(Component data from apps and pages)
-.-.-
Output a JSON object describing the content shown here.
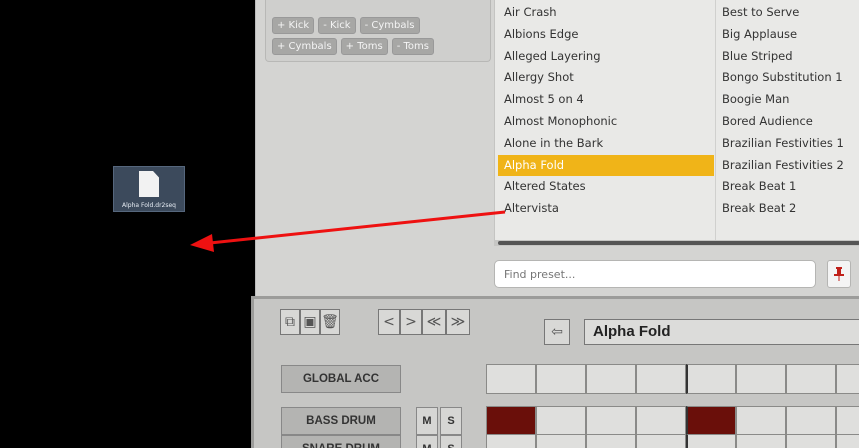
{
  "desktop": {
    "file_icon": {
      "icon": "document-icon",
      "filename": "Alpha Fold.dr2seq"
    }
  },
  "tags": {
    "row1": [
      "+ Kick",
      "- Kick",
      "- Cymbals"
    ],
    "row2": [
      "+ Cymbals",
      "+ Toms",
      "- Toms"
    ]
  },
  "presets": {
    "column1": [
      "Air Crash",
      "Albions Edge",
      "Alleged Layering",
      "Allergy Shot",
      "Almost 5 on 4",
      "Almost Monophonic",
      "Alone in the Bark",
      "Alpha Fold",
      "Altered States",
      "Altervista"
    ],
    "column2": [
      "Best to Serve",
      "Big Applause",
      "Blue Striped",
      "Bongo Substitution 1",
      "Boogie Man",
      "Bored Audience",
      "Brazilian Festivities 1",
      "Brazilian Festivities 2",
      "Break Beat 1",
      "Break Beat 2"
    ],
    "selected": "Alpha Fold",
    "selected_color": "#f0b418"
  },
  "search": {
    "placeholder": "Find preset...",
    "pin_icon": "pin-icon"
  },
  "sequencer": {
    "pattern_name": "Alpha Fold",
    "toolbar_icons": [
      "copy-icon",
      "paste-icon",
      "delete-icon",
      "prev-icon",
      "next-icon",
      "rewind-icon",
      "fast-forward-icon",
      "load-icon"
    ],
    "lanes": [
      {
        "label": "GLOBAL ACC",
        "has_ms": false,
        "steps": [
          0,
          0,
          0,
          0,
          0,
          0,
          0,
          0
        ]
      },
      {
        "label": "BASS DRUM",
        "has_ms": true,
        "mute": "M",
        "solo": "S",
        "steps": [
          1,
          0,
          0,
          0,
          1,
          0,
          0,
          0
        ]
      },
      {
        "label": "SNARE DRUM",
        "has_ms": true,
        "mute": "M",
        "solo": "S",
        "steps": [
          0,
          0,
          0,
          0,
          0,
          0,
          0,
          0
        ]
      }
    ],
    "step_on_color": "#6a0f0a"
  },
  "arrow_color": "#ee1111"
}
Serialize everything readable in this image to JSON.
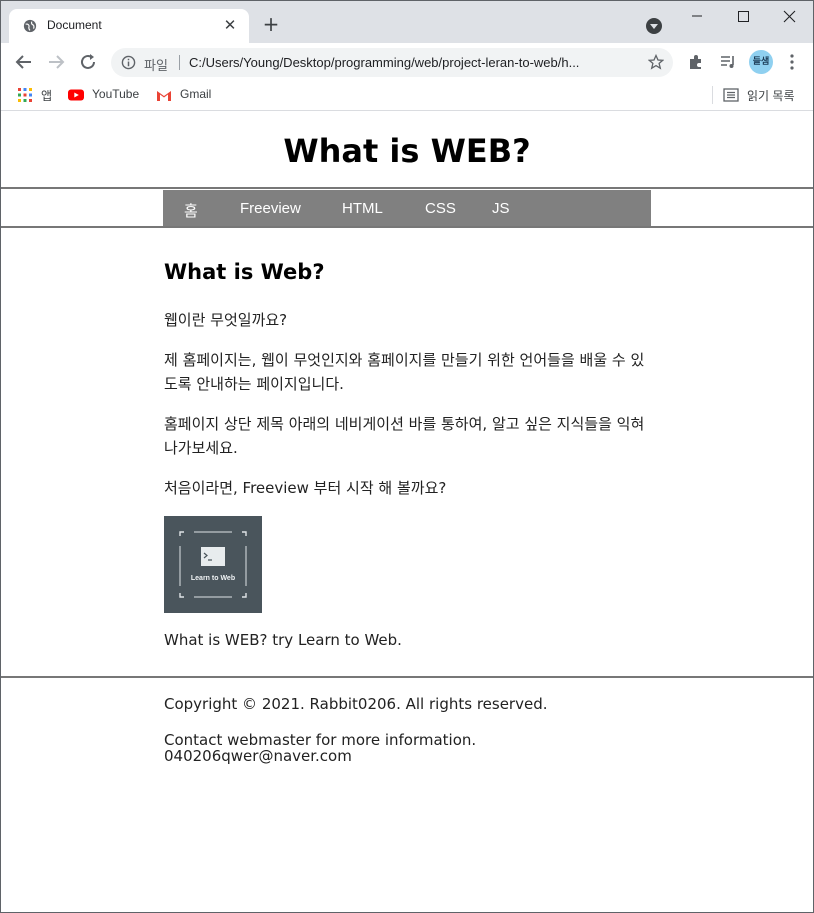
{
  "browser": {
    "tab_title": "Document",
    "url_scheme": "파일",
    "url": "C:/Users/Young/Desktop/programming/web/project-leran-to-web/h...",
    "profile": "들샘",
    "bookmarks": [
      {
        "label": "앱",
        "icon": "apps-grid-icon"
      },
      {
        "label": "YouTube",
        "icon": "youtube-icon"
      },
      {
        "label": "Gmail",
        "icon": "gmail-icon"
      }
    ],
    "reading_list": "읽기 목록"
  },
  "page": {
    "title": "What is WEB?",
    "nav": [
      "홈",
      "Freeview",
      "HTML",
      "CSS",
      "JS"
    ],
    "heading": "What is Web?",
    "paragraphs": [
      "웹이란 무엇일까요?",
      "제 홈페이지는, 웹이 무엇인지와 홈페이지를 만들기 위한 언어들을 배울 수 있도록 안내하는 페이지입니다.",
      "홈페이지 상단 제목 아래의 네비게이션 바를 통하여, 알고 싶은 지식들을 익혀나가보세요.",
      "처음이라면, Freeview 부터 시작 해 볼까요?"
    ],
    "logo_text": "Learn to Web",
    "caption": "What is WEB? try Learn to Web.",
    "footer": {
      "copyright": "Copyright © 2021. Rabbit0206. All rights reserved.",
      "contact": "Contact webmaster for more information.",
      "email": "040206qwer@naver.com"
    }
  }
}
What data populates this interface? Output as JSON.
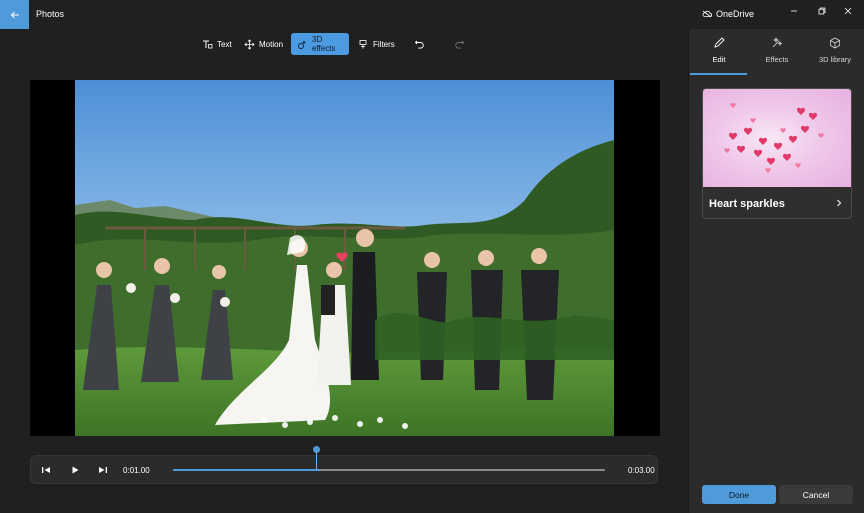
{
  "window": {
    "app_title": "Photos",
    "cloud_label": "OneDrive"
  },
  "toolbar": {
    "text_label": "Text",
    "motion_label": "Motion",
    "effects3d_label": "3D effects",
    "filters_label": "Filters"
  },
  "playback": {
    "current_time": "0:01.00",
    "total_time": "0:03.00",
    "progress": 0.34
  },
  "panel": {
    "tabs": [
      {
        "label": "Edit",
        "icon": "pencil-icon",
        "active": true
      },
      {
        "label": "Effects",
        "icon": "sparkle-icon",
        "active": false
      },
      {
        "label": "3D library",
        "icon": "cube-icon",
        "active": false
      }
    ],
    "effect_name": "Heart sparkles",
    "done_label": "Done",
    "cancel_label": "Cancel"
  },
  "colors": {
    "accent": "#4f9bd9",
    "background": "#202020",
    "panel": "#2b2b2b"
  }
}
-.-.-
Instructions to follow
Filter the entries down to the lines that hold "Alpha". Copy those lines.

Exercise output
      "filename": "Alpha Fold.dr2seq"
      "Alpha Fold",
    "selected": "Alpha Fold",
    "pattern_name": "Alpha Fold",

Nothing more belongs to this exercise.